Given records:
-- Opening Marker --

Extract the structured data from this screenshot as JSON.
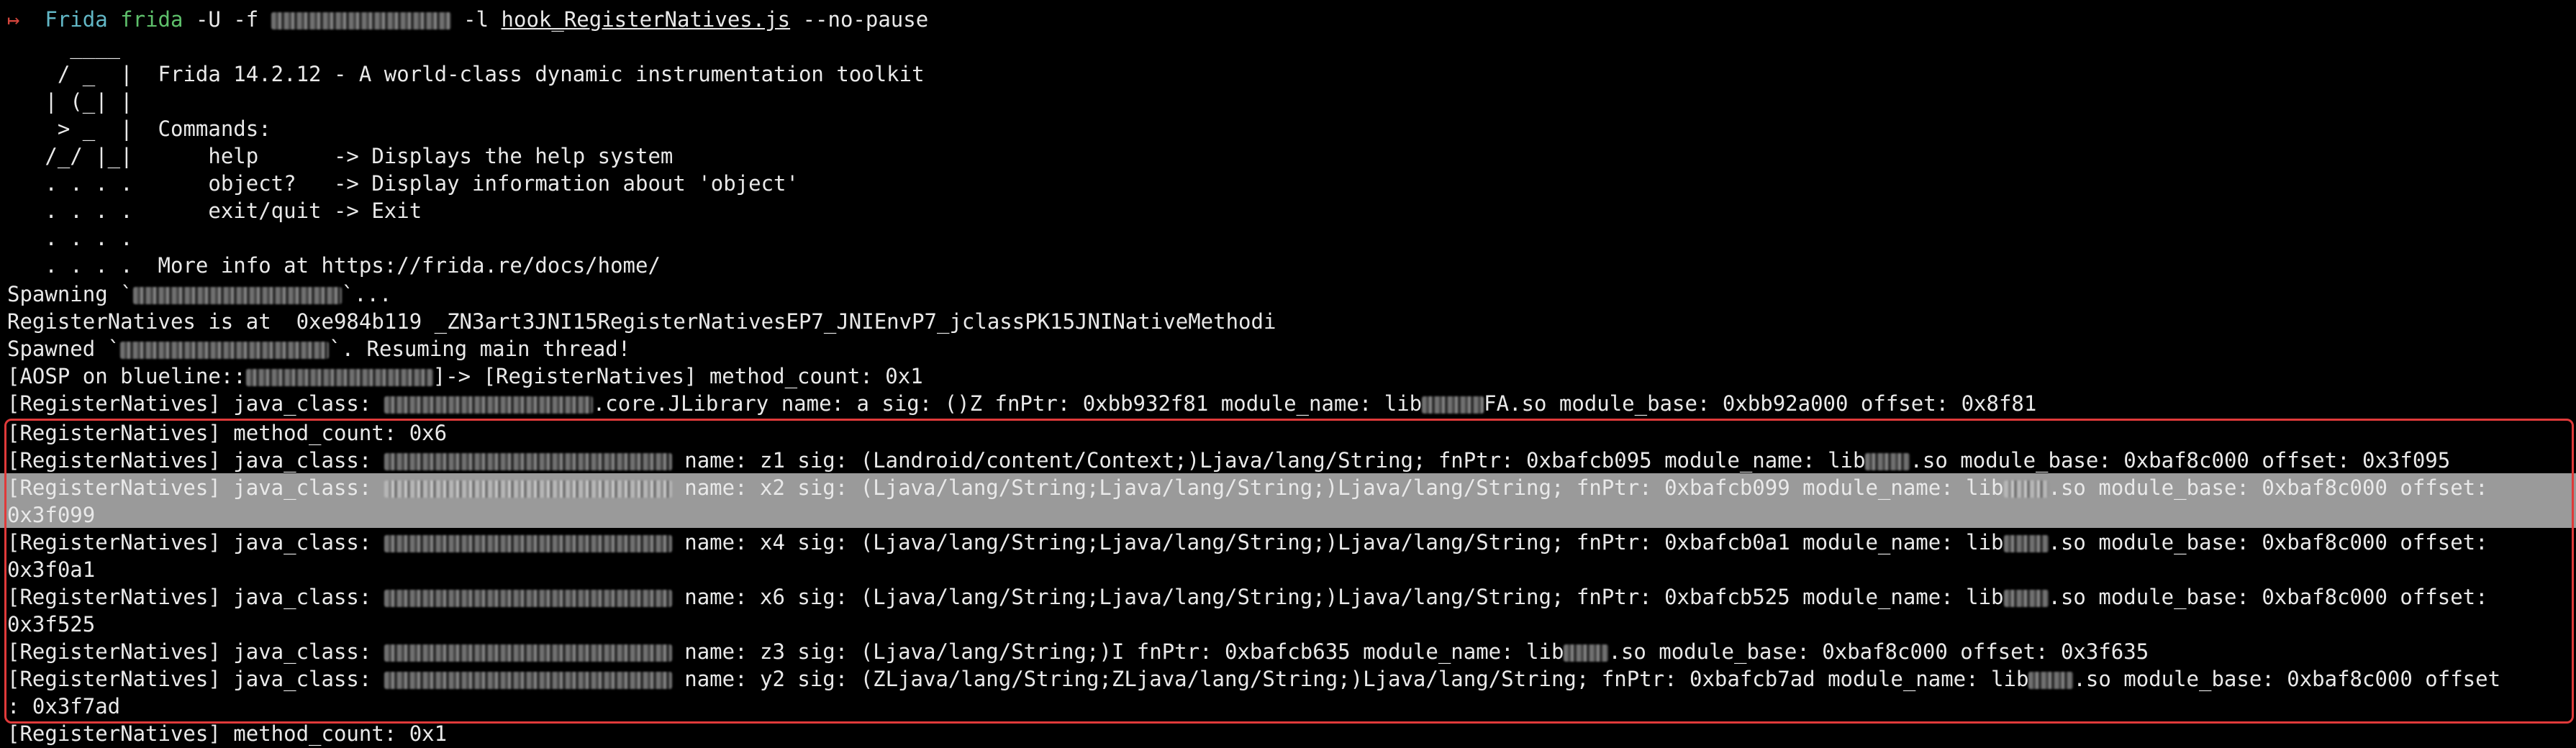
{
  "terminal": {
    "prompt_arrow": "↦",
    "command": {
      "prog": "Frida",
      "cmd": "frida",
      "args_before_blur": " -U -f ",
      "args_mid": " -l ",
      "script": "hook_RegisterNatives.js",
      "args_after": " --no-pause"
    },
    "banner": [
      {
        "art": "     ____",
        "text": ""
      },
      {
        "art": "    / _  |",
        "text": "  Frida 14.2.12 - A world-class dynamic instrumentation toolkit"
      },
      {
        "art": "   | (_| |",
        "text": ""
      },
      {
        "art": "    > _  |",
        "text": "  Commands:"
      },
      {
        "art": "   /_/ |_|",
        "text": "      help      -> Displays the help system"
      },
      {
        "art": "   . . . .",
        "text": "      object?   -> Display information about 'object'"
      },
      {
        "art": "   . . . .",
        "text": "      exit/quit -> Exit"
      },
      {
        "art": "   . . . .",
        "text": ""
      },
      {
        "art": "   . . . .",
        "text": "  More info at https://frida.re/docs/home/"
      }
    ],
    "output": {
      "spawning": "Spawning `",
      "spawning_end": "`...",
      "register_at": "RegisterNatives is at  0xe984b119 _ZN3art3JNI15RegisterNativesEP7_JNIEnvP7_jclassPK15JNINativeMethodi",
      "spawned": "Spawned `",
      "spawned_end": "`. Resuming main thread!",
      "aosp_start": "[AOSP on blueline::",
      "aosp_end": "]-> [RegisterNatives] method_count: 0x1",
      "first_a": "[RegisterNatives] java_class: ",
      "first_b": ".core.JLibrary name: a sig: ()Z fnPtr: 0xbb932f81 module_name: lib",
      "first_c": "FA.so module_base: 0xbb92a000 offset: 0x8f81",
      "count6": "[RegisterNatives] method_count: 0x6",
      "prefix": "[RegisterNatives] java_class: ",
      "rows": [
        {
          "a": " name: z1 sig: (Landroid/content/Context;)Ljava/lang/String; fnPtr: 0xbafcb095 module_name: lib",
          "b": ".so module_base: 0xbaf8c000 offset: 0x3f095",
          "wrap": ""
        },
        {
          "a": " name: x2 sig: (Ljava/lang/String;Ljava/lang/String;)Ljava/lang/String; fnPtr: 0xbafcb099 module_name: lib",
          "b": ".so module_base: 0xbaf8c000 offset:",
          "wrap": "0x3f099"
        },
        {
          "a": " name: x4 sig: (Ljava/lang/String;Ljava/lang/String;)Ljava/lang/String; fnPtr: 0xbafcb0a1 module_name: lib",
          "b": ".so module_base: 0xbaf8c000 offset:",
          "wrap": "0x3f0a1"
        },
        {
          "a": " name: x6 sig: (Ljava/lang/String;Ljava/lang/String;)Ljava/lang/String; fnPtr: 0xbafcb525 module_name: lib",
          "b": ".so module_base: 0xbaf8c000 offset:",
          "wrap": "0x3f525"
        },
        {
          "a": " name: z3 sig: (Ljava/lang/String;)I fnPtr: 0xbafcb635 module_name: lib",
          "b": ".so module_base: 0xbaf8c000 offset: 0x3f635",
          "wrap": ""
        },
        {
          "a": " name: y2 sig: (ZLjava/lang/String;ZLjava/lang/String;)Ljava/lang/String; fnPtr: 0xbafcb7ad module_name: lib",
          "b": ".so module_base: 0xbaf8c000 offset",
          "wrap": ": 0x3f7ad"
        }
      ],
      "last": "[RegisterNatives] method_count: 0x1"
    },
    "colors": {
      "background": "#000000",
      "text": "#e9e9e9",
      "highlight": "#9a9a9a",
      "box": "#e03a3a"
    }
  }
}
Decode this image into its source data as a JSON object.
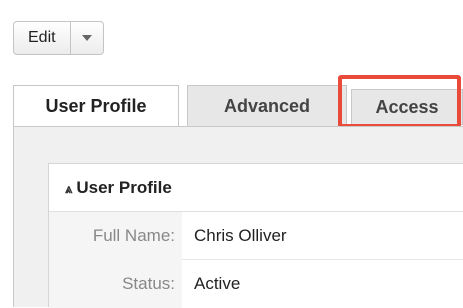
{
  "toolbar": {
    "edit_label": "Edit",
    "dropdown_icon": "caret-down-icon"
  },
  "tabs": [
    {
      "label": "User Profile",
      "active": true
    },
    {
      "label": "Advanced",
      "active": false
    },
    {
      "label": "Access",
      "active": false,
      "highlighted": true
    }
  ],
  "section": {
    "title": "User Profile",
    "collapse_icon": "double-chevron-up-icon",
    "fields": [
      {
        "label": "Full Name:",
        "value": "Chris Olliver"
      },
      {
        "label": "Status:",
        "value": "Active"
      }
    ]
  },
  "colors": {
    "highlight": "#e94a39",
    "tab_inactive": "#e7e7e7",
    "panel_bg": "#f0f0f0"
  }
}
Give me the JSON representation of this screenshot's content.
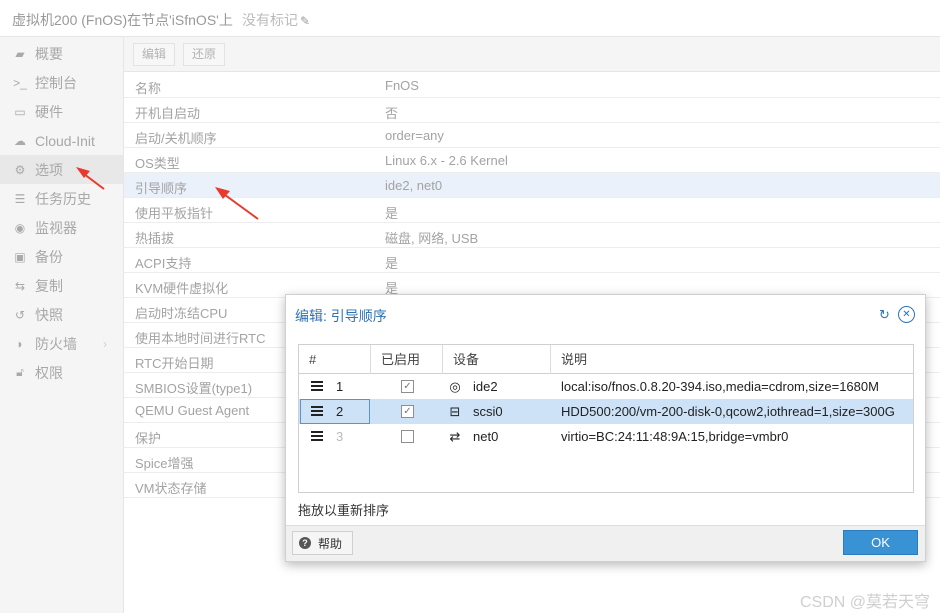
{
  "header": {
    "title": "虚拟机200 (FnOS)在节点'iSfnOS'上",
    "no_tag": "没有标记"
  },
  "sidebar": {
    "items": [
      {
        "label": "概要",
        "icon": "book-icon"
      },
      {
        "label": "控制台",
        "icon": "terminal-icon"
      },
      {
        "label": "硬件",
        "icon": "monitor-icon"
      },
      {
        "label": "Cloud-Init",
        "icon": "cloud-icon"
      },
      {
        "label": "选项",
        "icon": "gear-icon"
      },
      {
        "label": "任务历史",
        "icon": "list-icon"
      },
      {
        "label": "监视器",
        "icon": "eye-icon"
      },
      {
        "label": "备份",
        "icon": "floppy-icon"
      },
      {
        "label": "复制",
        "icon": "retweet-icon"
      },
      {
        "label": "快照",
        "icon": "history-icon"
      },
      {
        "label": "防火墙",
        "icon": "shield-icon"
      },
      {
        "label": "权限",
        "icon": "unlock-icon"
      }
    ]
  },
  "toolbar": {
    "edit": "编辑",
    "revert": "还原"
  },
  "options": [
    {
      "key": "名称",
      "value": "FnOS"
    },
    {
      "key": "开机自启动",
      "value": "否"
    },
    {
      "key": "启动/关机顺序",
      "value": "order=any"
    },
    {
      "key": "OS类型",
      "value": "Linux 6.x - 2.6 Kernel"
    },
    {
      "key": "引导顺序",
      "value": "ide2, net0"
    },
    {
      "key": "使用平板指针",
      "value": "是"
    },
    {
      "key": "热插拔",
      "value": "磁盘, 网络, USB"
    },
    {
      "key": "ACPI支持",
      "value": "是"
    },
    {
      "key": "KVM硬件虚拟化",
      "value": "是"
    },
    {
      "key": "启动时冻结CPU",
      "value": ""
    },
    {
      "key": "使用本地时间进行RTC",
      "value": ""
    },
    {
      "key": "RTC开始日期",
      "value": ""
    },
    {
      "key": "SMBIOS设置(type1)",
      "value": ""
    },
    {
      "key": "QEMU Guest Agent",
      "value": ""
    },
    {
      "key": "保护",
      "value": ""
    },
    {
      "key": "Spice增强",
      "value": ""
    },
    {
      "key": "VM状态存储",
      "value": ""
    }
  ],
  "dialog": {
    "title": "编辑: 引导顺序",
    "columns": {
      "num": "#",
      "enabled": "已启用",
      "device": "设备",
      "desc": "说明"
    },
    "rows": [
      {
        "num": "1",
        "enabled": true,
        "device": "ide2",
        "icon": "disc-icon",
        "desc": "local:iso/fnos.0.8.20-394.iso,media=cdrom,size=1680M"
      },
      {
        "num": "2",
        "enabled": true,
        "device": "scsi0",
        "icon": "hdd-icon",
        "desc": "HDD500:200/vm-200-disk-0,qcow2,iothread=1,size=300G"
      },
      {
        "num": "3",
        "enabled": false,
        "device": "net0",
        "icon": "exchange-icon",
        "desc": "virtio=BC:24:11:48:9A:15,bridge=vmbr0"
      }
    ],
    "drag_hint": "拖放以重新排序",
    "help": "帮助",
    "ok": "OK"
  },
  "watermark": "CSDN @莫若天穹",
  "colors": {
    "accent": "#3892d4",
    "title_blue": "#2f73b5",
    "selection": "#cde2f6",
    "arrow": "#e8392c"
  }
}
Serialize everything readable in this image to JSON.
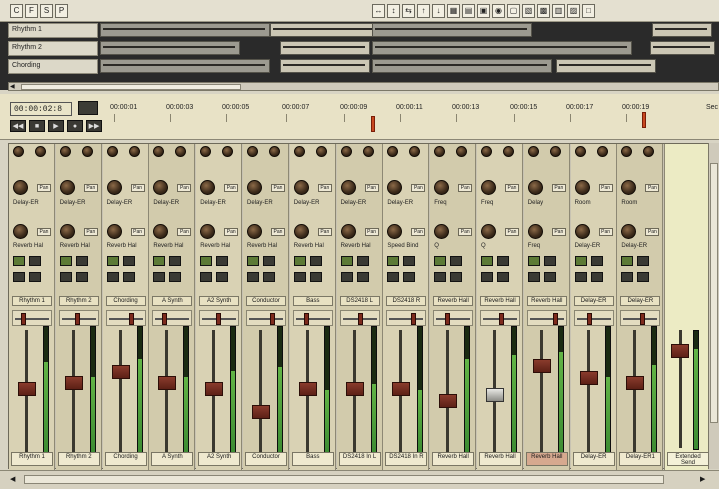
{
  "toolbar": {
    "left_icons": [
      "C",
      "F",
      "S",
      "P"
    ],
    "right_icons": [
      "↔",
      "↕",
      "⇆",
      "↑",
      "↓",
      "▦",
      "▤",
      "▣",
      "◉",
      "▢",
      "▧",
      "▩",
      "▥",
      "▨",
      "□"
    ]
  },
  "tracks": [
    {
      "name": "Rhythm 1"
    },
    {
      "name": "Rhythm 2"
    },
    {
      "name": "Chording"
    }
  ],
  "timeline": {
    "time": "00:00:02:8",
    "ruler": [
      "00:00:01",
      "00:00:03",
      "00:00:05",
      "00:00:07",
      "00:00:09",
      "00:00:11",
      "00:00:13",
      "00:00:15",
      "00:00:17",
      "00:00:19",
      "Sec"
    ]
  },
  "mixer": {
    "strips": [
      {
        "name": "Rhythm 1",
        "fx1": "Delay-ER",
        "fx2": "Reverb Hal",
        "pan": "Pan",
        "bottom": "Rhythm 1",
        "meter": 0.72,
        "fader": 0.55
      },
      {
        "name": "Rhythm 2",
        "fx1": "Delay-ER",
        "fx2": "Reverb Hal",
        "pan": "Pan",
        "bottom": "Rhythm 2",
        "meter": 0.6,
        "fader": 0.6
      },
      {
        "name": "Chording",
        "fx1": "Delay-ER",
        "fx2": "Reverb Hal",
        "pan": "Pan",
        "bottom": "Chording",
        "meter": 0.75,
        "fader": 0.7
      },
      {
        "name": "A Synth",
        "fx1": "Delay-ER",
        "fx2": "Reverb Hal",
        "pan": "Pan",
        "bottom": "A Synth",
        "meter": 0.6,
        "fader": 0.6
      },
      {
        "name": "A2 Synth",
        "fx1": "Delay-ER",
        "fx2": "Reverb Hal",
        "pan": "Pan",
        "bottom": "A2 Synth",
        "meter": 0.65,
        "fader": 0.55
      },
      {
        "name": "Conductor",
        "fx1": "Delay-ER",
        "fx2": "Reverb Hal",
        "pan": "Pan",
        "bottom": "Conductor",
        "meter": 0.68,
        "fader": 0.35
      },
      {
        "name": "Bass",
        "fx1": "Delay-ER",
        "fx2": "Reverb Hal",
        "pan": "Pan",
        "bottom": "Bass",
        "meter": 0.5,
        "fader": 0.55
      },
      {
        "name": "DS2418 L",
        "fx1": "Delay-ER",
        "fx2": "Reverb Hal",
        "pan": "Pan",
        "bottom": "DS2418 In L",
        "meter": 0.55,
        "fader": 0.55
      },
      {
        "name": "DS2418 R",
        "fx1": "Delay-ER",
        "fx2": "Speed Bind",
        "pan": "Pan",
        "bottom": "DS2418 In R",
        "meter": 0.5,
        "fader": 0.55
      },
      {
        "name": "Reverb Hall",
        "fx1": "Freq",
        "fx2": "Q",
        "pan": "Pan",
        "bottom": "Reverb Hall",
        "meter": 0.75,
        "fader": 0.45
      },
      {
        "name": "Reverb Hall",
        "fx1": "Freq",
        "fx2": "Q",
        "pan": "Pan",
        "bottom": "Reverb Hall",
        "meter": 0.78,
        "fader": 0.5
      },
      {
        "name": "Reverb Hall",
        "fx1": "Delay",
        "fx2": "Freq",
        "pan": "Pan",
        "bottom": "Reverb Hall",
        "meter": 0.8,
        "fader": 0.75
      },
      {
        "name": "Delay-ER",
        "fx1": "Room",
        "fx2": "Delay-ER",
        "pan": "Pan",
        "bottom": "Delay-ER",
        "meter": 0.6,
        "fader": 0.65
      },
      {
        "name": "Delay-ER",
        "fx1": "Room",
        "fx2": "Delay-ER",
        "pan": "Pan",
        "bottom": "Delay-ER1",
        "meter": 0.7,
        "fader": 0.6
      }
    ],
    "master": {
      "bottom": "Extended Send",
      "meter": 0.85
    }
  }
}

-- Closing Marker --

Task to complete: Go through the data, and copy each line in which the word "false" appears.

Expected output:
      "active": false
      "active": false,
        "enabled": false,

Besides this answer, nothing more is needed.